to replay a tape I had made from radio (April,'93), since it marks an
anniversary of sorts. J. Roberts, who compiled and co-edited the book of
GG Letters, (publ. '92) knew GG for 35 years, and spoke fascinatingly
about his extraordinary friend. While GG was still concertizing, and 
before he became a world-class performer, he would ask Roberts (and later
Roberts and his wife) to accompany him from Toronto to Stratford (a 
distance I would estimate at about 75 miles). But then he insisted that 
neither of them attend his performance. GG said that the presence of any-
one he knew in the audience made him feel "disturbed." Roberts considered 
this behavior quite eccentric, since such an "anonymous"
audience would hardly be possible most of his concertizing life. 
Another fact regarding GG's early retirement from the concert stage had 
to do with his abhorrence of his fans' behavior. We all know how 
oppressed he was by the rigors of travel, the loneliness, the sub-stand-
ard pianos he often encountered, etc. But, he complained to Roberts, that 
he was only someone who "happened to play the piano," and could not 

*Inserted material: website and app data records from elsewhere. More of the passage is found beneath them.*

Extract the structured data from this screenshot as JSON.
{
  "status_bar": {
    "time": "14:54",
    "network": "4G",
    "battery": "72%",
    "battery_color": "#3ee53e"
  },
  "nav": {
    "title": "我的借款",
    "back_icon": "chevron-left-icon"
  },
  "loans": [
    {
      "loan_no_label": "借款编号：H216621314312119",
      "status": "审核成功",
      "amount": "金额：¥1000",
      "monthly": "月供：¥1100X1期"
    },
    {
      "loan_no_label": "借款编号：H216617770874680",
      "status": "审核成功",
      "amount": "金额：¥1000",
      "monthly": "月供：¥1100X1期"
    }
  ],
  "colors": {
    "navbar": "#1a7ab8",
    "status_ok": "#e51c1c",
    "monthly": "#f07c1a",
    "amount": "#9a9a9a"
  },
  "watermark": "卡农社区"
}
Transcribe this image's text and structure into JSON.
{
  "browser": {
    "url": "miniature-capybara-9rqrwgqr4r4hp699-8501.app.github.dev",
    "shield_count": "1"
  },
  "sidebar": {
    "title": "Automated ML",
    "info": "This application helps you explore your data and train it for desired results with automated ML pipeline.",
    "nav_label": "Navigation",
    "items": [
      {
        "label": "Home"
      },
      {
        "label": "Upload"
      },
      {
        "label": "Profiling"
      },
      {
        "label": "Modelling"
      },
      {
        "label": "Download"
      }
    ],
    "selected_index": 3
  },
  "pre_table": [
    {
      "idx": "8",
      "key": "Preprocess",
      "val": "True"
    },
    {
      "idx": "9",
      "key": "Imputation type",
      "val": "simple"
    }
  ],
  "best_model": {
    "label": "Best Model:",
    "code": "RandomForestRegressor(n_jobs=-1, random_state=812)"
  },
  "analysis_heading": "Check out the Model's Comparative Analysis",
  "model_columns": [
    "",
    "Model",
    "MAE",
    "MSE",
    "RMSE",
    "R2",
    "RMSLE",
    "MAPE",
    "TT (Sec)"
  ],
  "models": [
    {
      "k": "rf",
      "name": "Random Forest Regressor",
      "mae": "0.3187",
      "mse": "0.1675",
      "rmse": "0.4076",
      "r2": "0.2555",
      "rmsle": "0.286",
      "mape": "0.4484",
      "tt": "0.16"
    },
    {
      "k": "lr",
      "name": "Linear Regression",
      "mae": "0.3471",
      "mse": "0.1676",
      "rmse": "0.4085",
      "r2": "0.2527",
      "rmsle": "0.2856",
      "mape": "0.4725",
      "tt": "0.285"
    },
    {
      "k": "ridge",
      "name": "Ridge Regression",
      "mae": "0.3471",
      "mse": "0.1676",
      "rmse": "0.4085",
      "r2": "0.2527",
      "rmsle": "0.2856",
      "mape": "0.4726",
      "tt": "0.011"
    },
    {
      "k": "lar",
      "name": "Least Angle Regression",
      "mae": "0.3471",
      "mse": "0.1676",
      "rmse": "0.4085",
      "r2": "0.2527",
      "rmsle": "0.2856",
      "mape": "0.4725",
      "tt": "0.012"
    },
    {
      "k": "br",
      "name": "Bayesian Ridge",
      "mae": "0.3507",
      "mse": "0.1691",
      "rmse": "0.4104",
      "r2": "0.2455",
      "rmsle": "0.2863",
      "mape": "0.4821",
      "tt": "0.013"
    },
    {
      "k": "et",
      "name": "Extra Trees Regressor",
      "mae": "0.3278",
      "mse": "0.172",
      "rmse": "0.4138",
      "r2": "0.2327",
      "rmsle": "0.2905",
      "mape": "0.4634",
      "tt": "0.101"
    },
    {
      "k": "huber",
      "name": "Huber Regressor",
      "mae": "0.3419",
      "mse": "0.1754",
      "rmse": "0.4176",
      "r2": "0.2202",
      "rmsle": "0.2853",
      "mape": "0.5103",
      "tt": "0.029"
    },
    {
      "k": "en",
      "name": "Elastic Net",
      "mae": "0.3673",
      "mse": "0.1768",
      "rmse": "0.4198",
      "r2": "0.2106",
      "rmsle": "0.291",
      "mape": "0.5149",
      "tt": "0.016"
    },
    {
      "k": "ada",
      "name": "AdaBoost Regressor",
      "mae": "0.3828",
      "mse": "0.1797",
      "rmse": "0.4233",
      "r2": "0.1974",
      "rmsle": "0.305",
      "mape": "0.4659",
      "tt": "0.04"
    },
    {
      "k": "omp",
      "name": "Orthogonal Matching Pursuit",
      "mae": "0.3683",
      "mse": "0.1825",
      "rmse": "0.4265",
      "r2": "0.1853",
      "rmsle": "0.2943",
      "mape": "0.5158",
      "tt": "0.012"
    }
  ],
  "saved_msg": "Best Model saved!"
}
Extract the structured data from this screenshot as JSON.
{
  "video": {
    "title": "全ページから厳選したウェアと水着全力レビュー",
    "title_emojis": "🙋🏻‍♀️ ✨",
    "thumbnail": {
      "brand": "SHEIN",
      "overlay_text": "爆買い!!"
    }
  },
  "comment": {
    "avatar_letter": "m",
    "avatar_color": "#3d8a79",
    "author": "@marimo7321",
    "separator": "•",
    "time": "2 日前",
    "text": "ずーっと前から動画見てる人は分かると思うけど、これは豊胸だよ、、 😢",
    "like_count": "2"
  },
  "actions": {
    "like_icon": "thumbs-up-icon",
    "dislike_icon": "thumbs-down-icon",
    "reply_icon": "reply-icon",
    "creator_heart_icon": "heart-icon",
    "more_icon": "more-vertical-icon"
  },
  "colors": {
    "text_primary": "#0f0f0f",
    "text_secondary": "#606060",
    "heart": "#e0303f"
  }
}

understand why his playing made audiences respond with shouts and 
whistles. And being mobbed backstage by a crush of boisterous fans was at 
least as responsible for his abandoning live performances, according to
Roberts. This latter fact is usually not mentioned in articles that dealt 
with the question of why he left the stage so early in his career, only 
to reach his audiences via recordings.